The power of the CVA® concept can be seen in a comprehensive industry study conducted by William Hall. He studied 64 companies in eight industries, four business-to-business industries and four consumer industries.28 The industries Hall studied included steel, tire and rubber, heavy-duty trucks, construction and materials handling equipment, automotive, major home appliances, beer, and cigarettes. All were characterized by single-digit annual growth and intense competition.
In each industry, Hall identified two companies that were leaders in regard to annual revenue growth rate and return on equity, not only in their respective industries, but among all US companies. In his seminal article, he described the strategies of these winning companies with what the author calls the Strategic Themes Matrix (see Exhibit 1.10).
Exhibit 1.10 Strategic Themes Matrix

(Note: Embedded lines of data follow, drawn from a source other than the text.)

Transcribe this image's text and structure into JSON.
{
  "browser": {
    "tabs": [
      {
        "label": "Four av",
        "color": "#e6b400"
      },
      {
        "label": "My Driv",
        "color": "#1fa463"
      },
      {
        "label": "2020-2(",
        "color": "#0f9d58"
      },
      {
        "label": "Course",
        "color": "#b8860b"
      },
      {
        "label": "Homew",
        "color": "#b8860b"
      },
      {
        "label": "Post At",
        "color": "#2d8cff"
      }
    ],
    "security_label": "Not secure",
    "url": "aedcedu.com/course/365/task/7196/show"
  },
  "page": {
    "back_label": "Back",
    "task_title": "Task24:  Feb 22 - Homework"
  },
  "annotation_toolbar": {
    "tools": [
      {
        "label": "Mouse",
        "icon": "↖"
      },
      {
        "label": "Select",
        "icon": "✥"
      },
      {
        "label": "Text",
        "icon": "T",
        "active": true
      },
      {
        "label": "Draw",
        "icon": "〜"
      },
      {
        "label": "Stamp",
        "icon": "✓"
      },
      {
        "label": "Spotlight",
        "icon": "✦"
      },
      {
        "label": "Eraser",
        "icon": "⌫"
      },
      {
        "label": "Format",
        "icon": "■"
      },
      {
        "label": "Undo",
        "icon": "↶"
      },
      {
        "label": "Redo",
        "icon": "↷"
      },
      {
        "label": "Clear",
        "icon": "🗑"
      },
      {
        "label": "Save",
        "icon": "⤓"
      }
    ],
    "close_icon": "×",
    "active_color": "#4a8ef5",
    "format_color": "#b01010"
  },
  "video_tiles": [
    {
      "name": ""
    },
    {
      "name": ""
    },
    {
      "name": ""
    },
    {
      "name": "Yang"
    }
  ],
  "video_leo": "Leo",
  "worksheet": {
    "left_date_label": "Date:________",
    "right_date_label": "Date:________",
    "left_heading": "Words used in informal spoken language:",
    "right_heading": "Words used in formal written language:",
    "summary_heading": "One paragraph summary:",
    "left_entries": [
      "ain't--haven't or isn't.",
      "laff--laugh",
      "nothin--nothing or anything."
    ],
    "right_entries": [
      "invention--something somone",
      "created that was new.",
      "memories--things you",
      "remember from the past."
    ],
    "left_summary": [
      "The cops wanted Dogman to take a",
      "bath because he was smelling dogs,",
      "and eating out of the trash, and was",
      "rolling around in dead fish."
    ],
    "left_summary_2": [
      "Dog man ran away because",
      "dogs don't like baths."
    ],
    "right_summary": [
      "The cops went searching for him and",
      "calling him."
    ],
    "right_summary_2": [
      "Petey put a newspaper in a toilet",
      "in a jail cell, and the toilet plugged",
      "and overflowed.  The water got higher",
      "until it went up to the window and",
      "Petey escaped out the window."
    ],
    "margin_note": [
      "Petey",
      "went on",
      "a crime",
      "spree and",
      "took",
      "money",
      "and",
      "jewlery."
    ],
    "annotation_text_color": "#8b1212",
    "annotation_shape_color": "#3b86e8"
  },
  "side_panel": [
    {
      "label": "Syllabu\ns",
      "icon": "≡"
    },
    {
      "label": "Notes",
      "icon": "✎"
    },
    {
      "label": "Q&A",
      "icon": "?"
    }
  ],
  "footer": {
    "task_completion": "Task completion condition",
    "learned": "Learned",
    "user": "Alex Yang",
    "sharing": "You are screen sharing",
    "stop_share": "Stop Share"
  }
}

Source: Adapted from William K. Hall, “Survival Strategies in a Hostile Environment,” Harvard Business Review, September 1980, pp. 74-85.
In Hall’s formulation of the matrix, the horizontal axis is “relative delivered cost.” Relative delivered costs are all costs involved in placing the product or service in the hands of the customer: operations costs, but also costs such as distribution costs and marketing costs. The vertical axis of Hall’s matrix is “relative product/service differentiation” and refers to product or service performance relative to competitors.
In the reformulation of Hall’s matrix for this book, the definitions of the horizontal and vertical axes have been refined.
The horizontal axis is defined here as “variable delivered cost per unit”—all the incremental costs involved in bringing a unit of the product or service to the customer. That definition is fairly close to that of Hall.
The vertical axis is defined here as “perceived value per unit.” Recall that the perceived value per unit is the maximum that a customer is willing to pay for a unit of a product or service. That definition varies from Hall’s definition with the addition of the word perceived. Even if a product or service is differentiated from its competitor’s product or service, that differentiation must be perceived by the customer to have an impact on their purchases.
The most powerful strategic position on the Strategic Themes Matrix is the upper right position—lowest cost per unit and highest perceived value per unit. However, among the 16 leading companies that Hall identified, only 2 companies occupied that position at the time of his study: Caterpillar in earthmoving equipment and Philip Morris in cigarettes. Today, companies in the upper right position arguably include companies such as Southwest Airlines and Trader Joe’s.29 There are two other winning positions on the matrix—the highest perceived value per unit combined with the medium (or acceptable) cost per unit and the medium (or acceptable) perceived value per unit combined with the lowest cost per unit. In Hall’s study, in heavy-duty trucks those positions were occupied, respectively, by Paccar and Ford.
A company would not want to be in the four cells on the lower left-hand side of the matrix—low or medium perceived value coupled with high or medium costs, which Michael Porter of Harvard Business School has memorably termed stuck in the middle. Stuck-in-the-middle companies lose their performance-minded customers to their higher perceived value competitors and their economy-minded customers to their lower cost competitors.
The upper left position is filled by elite companies with high value products such as Hermès, Chanel, or Carlos Falchi.30 The lower right position is filled by companies producing cheap but shoddy products or services. A company can succeed in either of those two positions, but they require very special types of managerial thinking. Elite companies typically focus on market niches, while shoddy product companies do not expect much repeat business.
The Strategic Themes Matrix clearly shows the two main factors driving business success: perceived customer value and cost. These same themes have been identified and discussed by numerous highly regarded management thinkers such as Michael Porter, Peter Drucker, Al Reiss, and Frederick Reicheld. When such diverse thinkers agree, that is a signal that the idea is significant.
The importance of perceived customer value and cost in determining financial performance has also been validated by several diverse empirical studies over many years. (See Exhibit 1.6.) Different researchers such as Jim Gregory of CoreBrand, Stuart Agres of Young and Rubicam, and Robert Buzzell and Brad Gale of the PIMS Project, and professors including David Aaker, Robert Jacobson, Dominique Hanssens, and Natalie Mizik have all arrived at similar conclusions using different data bases—perceived value is clearly linked to measures of financial return.31
When an idea is supported both by well-known management gurus and by highly respected researchers, the idea is not only significant, but one that works and has been proved in practice.